## What the task requires
Go through the data below and retype all of it exactly.

Data records:
━━━━━━━━━━━━━━━━━━━━

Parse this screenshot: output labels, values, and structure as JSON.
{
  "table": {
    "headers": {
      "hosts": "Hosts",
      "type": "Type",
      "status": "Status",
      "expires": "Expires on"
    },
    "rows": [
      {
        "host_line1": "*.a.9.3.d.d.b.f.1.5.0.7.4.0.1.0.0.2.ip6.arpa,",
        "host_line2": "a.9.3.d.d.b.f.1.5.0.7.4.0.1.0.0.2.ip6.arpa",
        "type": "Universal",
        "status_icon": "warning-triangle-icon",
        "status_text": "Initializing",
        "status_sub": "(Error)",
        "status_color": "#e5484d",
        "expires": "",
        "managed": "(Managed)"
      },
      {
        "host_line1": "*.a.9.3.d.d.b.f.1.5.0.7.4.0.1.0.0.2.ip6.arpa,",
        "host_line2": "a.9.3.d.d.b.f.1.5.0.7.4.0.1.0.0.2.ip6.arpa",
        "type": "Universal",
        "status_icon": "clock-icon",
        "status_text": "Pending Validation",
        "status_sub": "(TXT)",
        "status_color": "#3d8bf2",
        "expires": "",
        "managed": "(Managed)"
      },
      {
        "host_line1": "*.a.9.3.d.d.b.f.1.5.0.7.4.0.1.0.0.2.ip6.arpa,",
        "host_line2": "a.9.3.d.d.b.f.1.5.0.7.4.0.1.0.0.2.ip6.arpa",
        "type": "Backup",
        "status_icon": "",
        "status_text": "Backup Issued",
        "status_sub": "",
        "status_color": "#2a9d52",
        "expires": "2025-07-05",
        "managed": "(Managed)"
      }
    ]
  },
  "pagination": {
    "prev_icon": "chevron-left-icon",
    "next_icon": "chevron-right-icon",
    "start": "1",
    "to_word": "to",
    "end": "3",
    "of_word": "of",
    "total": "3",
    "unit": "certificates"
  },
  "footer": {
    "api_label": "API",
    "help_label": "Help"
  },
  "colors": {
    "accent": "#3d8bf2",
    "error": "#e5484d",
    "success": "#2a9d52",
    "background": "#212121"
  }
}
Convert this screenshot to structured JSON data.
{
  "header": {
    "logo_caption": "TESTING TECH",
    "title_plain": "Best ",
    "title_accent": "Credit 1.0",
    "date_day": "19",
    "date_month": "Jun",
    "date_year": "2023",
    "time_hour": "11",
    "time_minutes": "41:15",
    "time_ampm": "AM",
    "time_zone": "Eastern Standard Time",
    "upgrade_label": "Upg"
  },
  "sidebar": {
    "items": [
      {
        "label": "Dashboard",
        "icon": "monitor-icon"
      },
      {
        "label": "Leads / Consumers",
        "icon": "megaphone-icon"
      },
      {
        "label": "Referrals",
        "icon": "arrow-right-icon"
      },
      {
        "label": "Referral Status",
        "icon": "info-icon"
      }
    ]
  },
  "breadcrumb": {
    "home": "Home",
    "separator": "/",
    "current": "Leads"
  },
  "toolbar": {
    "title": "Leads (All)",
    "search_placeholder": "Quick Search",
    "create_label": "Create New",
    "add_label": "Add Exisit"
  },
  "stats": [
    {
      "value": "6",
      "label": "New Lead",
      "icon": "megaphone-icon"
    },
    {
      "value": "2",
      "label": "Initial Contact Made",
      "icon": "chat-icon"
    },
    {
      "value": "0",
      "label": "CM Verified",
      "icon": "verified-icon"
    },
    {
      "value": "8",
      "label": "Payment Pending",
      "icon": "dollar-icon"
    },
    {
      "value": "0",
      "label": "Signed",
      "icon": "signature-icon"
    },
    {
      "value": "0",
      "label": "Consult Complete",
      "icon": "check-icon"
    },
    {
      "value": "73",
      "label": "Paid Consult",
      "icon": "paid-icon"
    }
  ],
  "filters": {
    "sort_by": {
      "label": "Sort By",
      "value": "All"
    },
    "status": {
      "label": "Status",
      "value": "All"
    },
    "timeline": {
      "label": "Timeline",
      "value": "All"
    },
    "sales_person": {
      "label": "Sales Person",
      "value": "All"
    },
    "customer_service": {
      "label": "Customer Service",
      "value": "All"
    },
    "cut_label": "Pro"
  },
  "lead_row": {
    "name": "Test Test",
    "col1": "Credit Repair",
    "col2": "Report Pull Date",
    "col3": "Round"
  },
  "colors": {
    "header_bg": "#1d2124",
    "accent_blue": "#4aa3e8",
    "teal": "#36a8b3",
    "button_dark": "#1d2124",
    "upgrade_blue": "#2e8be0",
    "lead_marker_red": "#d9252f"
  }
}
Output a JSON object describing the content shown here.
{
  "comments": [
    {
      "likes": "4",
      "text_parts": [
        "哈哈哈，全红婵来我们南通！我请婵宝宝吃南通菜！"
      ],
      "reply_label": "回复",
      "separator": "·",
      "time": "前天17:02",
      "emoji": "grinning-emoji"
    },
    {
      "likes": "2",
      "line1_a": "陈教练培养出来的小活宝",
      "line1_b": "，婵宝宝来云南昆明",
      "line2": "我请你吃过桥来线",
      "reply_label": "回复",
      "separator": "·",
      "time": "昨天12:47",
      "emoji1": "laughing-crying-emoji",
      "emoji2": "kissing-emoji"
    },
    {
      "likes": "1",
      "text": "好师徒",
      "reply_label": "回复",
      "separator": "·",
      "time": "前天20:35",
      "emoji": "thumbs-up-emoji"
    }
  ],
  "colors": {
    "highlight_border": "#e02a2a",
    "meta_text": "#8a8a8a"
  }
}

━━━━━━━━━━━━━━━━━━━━

## Response area
Parse this screenshot: output labels, values, and structure as JSON.
{
  "table": {
    "headers": {
      "hosts": "Hosts",
      "type": "Type",
      "status": "Status",
      "expires": "Expires on"
    },
    "rows": [
      {
        "host_line1": "*.a.9.3.d.d.b.f.1.5.0.7.4.0.1.0.0.2.ip6.arpa,",
        "host_line2": "a.9.3.d.d.b.f.1.5.0.7.4.0.1.0.0.2.ip6.arpa",
        "type": "Universal",
        "status_icon": "warning-triangle-icon",
        "status_text": "Initializing",
        "status_sub": "(Error)",
        "status_color": "#e5484d",
        "expires": "",
        "managed": "(Managed)"
      },
      {
        "host_line1": "*.a.9.3.d.d.b.f.1.5.0.7.4.0.1.0.0.2.ip6.arpa,",
        "host_line2": "a.9.3.d.d.b.f.1.5.0.7.4.0.1.0.0.2.ip6.arpa",
        "type": "Universal",
        "status_icon": "clock-icon",
        "status_text": "Pending Validation",
        "status_sub": "(TXT)",
        "status_color": "#3d8bf2",
        "expires": "",
        "managed": "(Managed)"
      },
      {
        "host_line1": "*.a.9.3.d.d.b.f.1.5.0.7.4.0.1.0.0.2.ip6.arpa,",
        "host_line2": "a.9.3.d.d.b.f.1.5.0.7.4.0.1.0.0.2.ip6.arpa",
        "type": "Backup",
        "status_icon": "",
        "status_text": "Backup Issued",
        "status_sub": "",
        "status_color": "#2a9d52",
        "expires": "2025-07-05",
        "managed": "(Managed)"
      }
    ]
  },
  "pagination": {
    "prev_icon": "chevron-left-icon",
    "next_icon": "chevron-right-icon",
    "start": "1",
    "to_word": "to",
    "end": "3",
    "of_word": "of",
    "total": "3",
    "unit": "certificates"
  },
  "footer": {
    "api_label": "API",
    "help_label": "Help"
  },
  "colors": {
    "accent": "#3d8bf2",
    "error": "#e5484d",
    "success": "#2a9d52",
    "background": "#212121"
  }
}
Convert this screenshot to structured JSON data.
{
  "header": {
    "logo_caption": "TESTING TECH",
    "title_plain": "Best ",
    "title_accent": "Credit 1.0",
    "date_day": "19",
    "date_month": "Jun",
    "date_year": "2023",
    "time_hour": "11",
    "time_minutes": "41:15",
    "time_ampm": "AM",
    "time_zone": "Eastern Standard Time",
    "upgrade_label": "Upg"
  },
  "sidebar": {
    "items": [
      {
        "label": "Dashboard",
        "icon": "monitor-icon"
      },
      {
        "label": "Leads / Consumers",
        "icon": "megaphone-icon"
      },
      {
        "label": "Referrals",
        "icon": "arrow-right-icon"
      },
      {
        "label": "Referral Status",
        "icon": "info-icon"
      }
    ]
  },
  "breadcrumb": {
    "home": "Home",
    "separator": "/",
    "current": "Leads"
  },
  "toolbar": {
    "title": "Leads (All)",
    "search_placeholder": "Quick Search",
    "create_label": "Create New",
    "add_label": "Add Exisit"
  },
  "stats": [
    {
      "value": "6",
      "label": "New Lead",
      "icon": "megaphone-icon"
    },
    {
      "value": "2",
      "label": "Initial Contact Made",
      "icon": "chat-icon"
    },
    {
      "value": "0",
      "label": "CM Verified",
      "icon": "verified-icon"
    },
    {
      "value": "8",
      "label": "Payment Pending",
      "icon": "dollar-icon"
    },
    {
      "value": "0",
      "label": "Signed",
      "icon": "signature-icon"
    },
    {
      "value": "0",
      "label": "Consult Complete",
      "icon": "check-icon"
    },
    {
      "value": "73",
      "label": "Paid Consult",
      "icon": "paid-icon"
    }
  ],
  "filters": {
    "sort_by": {
      "label": "Sort By",
      "value": "All"
    },
    "status": {
      "label": "Status",
      "value": "All"
    },
    "timeline": {
      "label": "Timeline",
      "value": "All"
    },
    "sales_person": {
      "label": "Sales Person",
      "value": "All"
    },
    "customer_service": {
      "label": "Customer Service",
      "value": "All"
    },
    "cut_label": "Pro"
  },
  "lead_row": {
    "name": "Test Test",
    "col1": "Credit Repair",
    "col2": "Report Pull Date",
    "col3": "Round"
  },
  "colors": {
    "header_bg": "#1d2124",
    "accent_blue": "#4aa3e8",
    "teal": "#36a8b3",
    "button_dark": "#1d2124",
    "upgrade_blue": "#2e8be0",
    "lead_marker_red": "#d9252f"
  }
}
Output a JSON object describing the content shown here.
{
  "comments": [
    {
      "likes": "4",
      "text_parts": [
        "哈哈哈，全红婵来我们南通！我请婵宝宝吃南通菜！"
      ],
      "reply_label": "回复",
      "separator": "·",
      "time": "前天17:02",
      "emoji": "grinning-emoji"
    },
    {
      "likes": "2",
      "line1_a": "陈教练培养出来的小活宝",
      "line1_b": "，婵宝宝来云南昆明",
      "line2": "我请你吃过桥来线",
      "reply_label": "回复",
      "separator": "·",
      "time": "昨天12:47",
      "emoji1": "laughing-crying-emoji",
      "emoji2": "kissing-emoji"
    },
    {
      "likes": "1",
      "text": "好师徒",
      "reply_label": "回复",
      "separator": "·",
      "time": "前天20:35",
      "emoji": "thumbs-up-emoji"
    }
  ],
  "colors": {
    "highlight_border": "#e02a2a",
    "meta_text": "#8a8a8a"
  }
}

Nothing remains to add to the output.